* [EXERCISE DESCRIPTION]:
Exactly reproduce the entries, dropping any pictures from your copy.

* [SOURCE DATA]:
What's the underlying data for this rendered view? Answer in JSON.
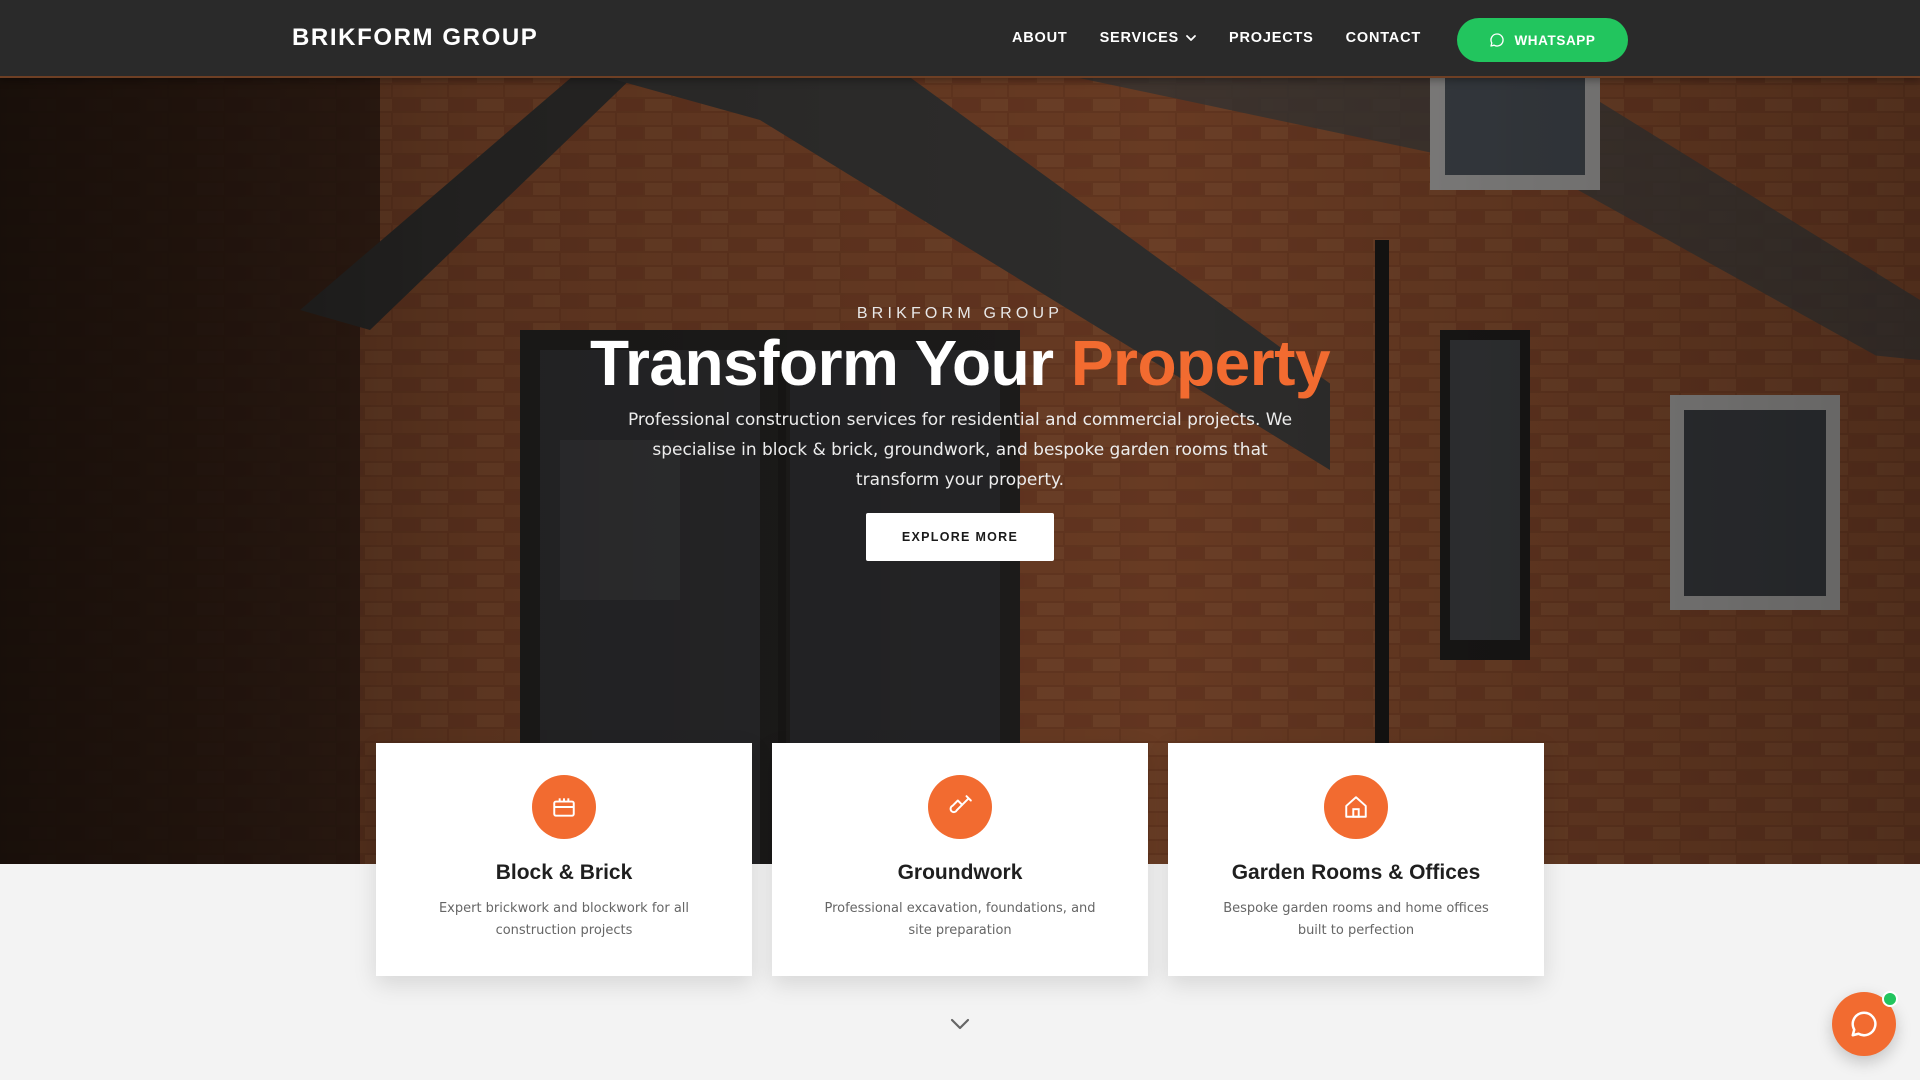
{
  "nav": {
    "brand": "BRIKFORM GROUP",
    "links": [
      {
        "label": "ABOUT"
      },
      {
        "label": "SERVICES",
        "icon": "chevron-down-icon"
      },
      {
        "label": "PROJECTS"
      },
      {
        "label": "CONTACT"
      }
    ],
    "whatsapp_label": "WHATSAPP",
    "whatsapp_icon": "chat-bubble-icon"
  },
  "hero": {
    "eyebrow": "BRIKFORM GROUP",
    "headline_main": "Transform Your",
    "headline_accent": "Property",
    "subtext": "Professional construction services for residential and commercial projects. We specialise in block & brick, groundwork, and bespoke garden rooms that transform your property.",
    "cta_label": "EXPLORE MORE"
  },
  "services": [
    {
      "icon": "brick-icon",
      "title": "Block & Brick",
      "description": "Expert brickwork and blockwork for all construction projects"
    },
    {
      "icon": "shovel-icon",
      "title": "Groundwork",
      "description": "Professional excavation, foundations, and site preparation"
    },
    {
      "icon": "house-icon",
      "title": "Garden Rooms & Offices",
      "description": "Bespoke garden rooms and home offices built to perfection"
    }
  ],
  "colors": {
    "accent": "#f26b30",
    "whatsapp": "#22c55e",
    "navbar": "#2a2a2a"
  },
  "scroll_icon": "chevron-down-icon",
  "chat_widget": {
    "icon": "chat-bubble-icon",
    "status": "online"
  }
}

* [ANSWER TO THIS PROBLEM]:
What's the underlying data for this rendered view? Answer in JSON.
{
  "nav": {
    "brand": "BRIKFORM GROUP",
    "links": [
      {
        "label": "ABOUT"
      },
      {
        "label": "SERVICES",
        "icon": "chevron-down-icon"
      },
      {
        "label": "PROJECTS"
      },
      {
        "label": "CONTACT"
      }
    ],
    "whatsapp_label": "WHATSAPP",
    "whatsapp_icon": "chat-bubble-icon"
  },
  "hero": {
    "eyebrow": "BRIKFORM GROUP",
    "headline_main": "Transform Your",
    "headline_accent": "Property",
    "subtext": "Professional construction services for residential and commercial projects. We specialise in block & brick, groundwork, and bespoke garden rooms that transform your property.",
    "cta_label": "EXPLORE MORE"
  },
  "services": [
    {
      "icon": "brick-icon",
      "title": "Block & Brick",
      "description": "Expert brickwork and blockwork for all construction projects"
    },
    {
      "icon": "shovel-icon",
      "title": "Groundwork",
      "description": "Professional excavation, foundations, and site preparation"
    },
    {
      "icon": "house-icon",
      "title": "Garden Rooms & Offices",
      "description": "Bespoke garden rooms and home offices built to perfection"
    }
  ],
  "colors": {
    "accent": "#f26b30",
    "whatsapp": "#22c55e",
    "navbar": "#2a2a2a"
  },
  "scroll_icon": "chevron-down-icon",
  "chat_widget": {
    "icon": "chat-bubble-icon",
    "status": "online"
  }
}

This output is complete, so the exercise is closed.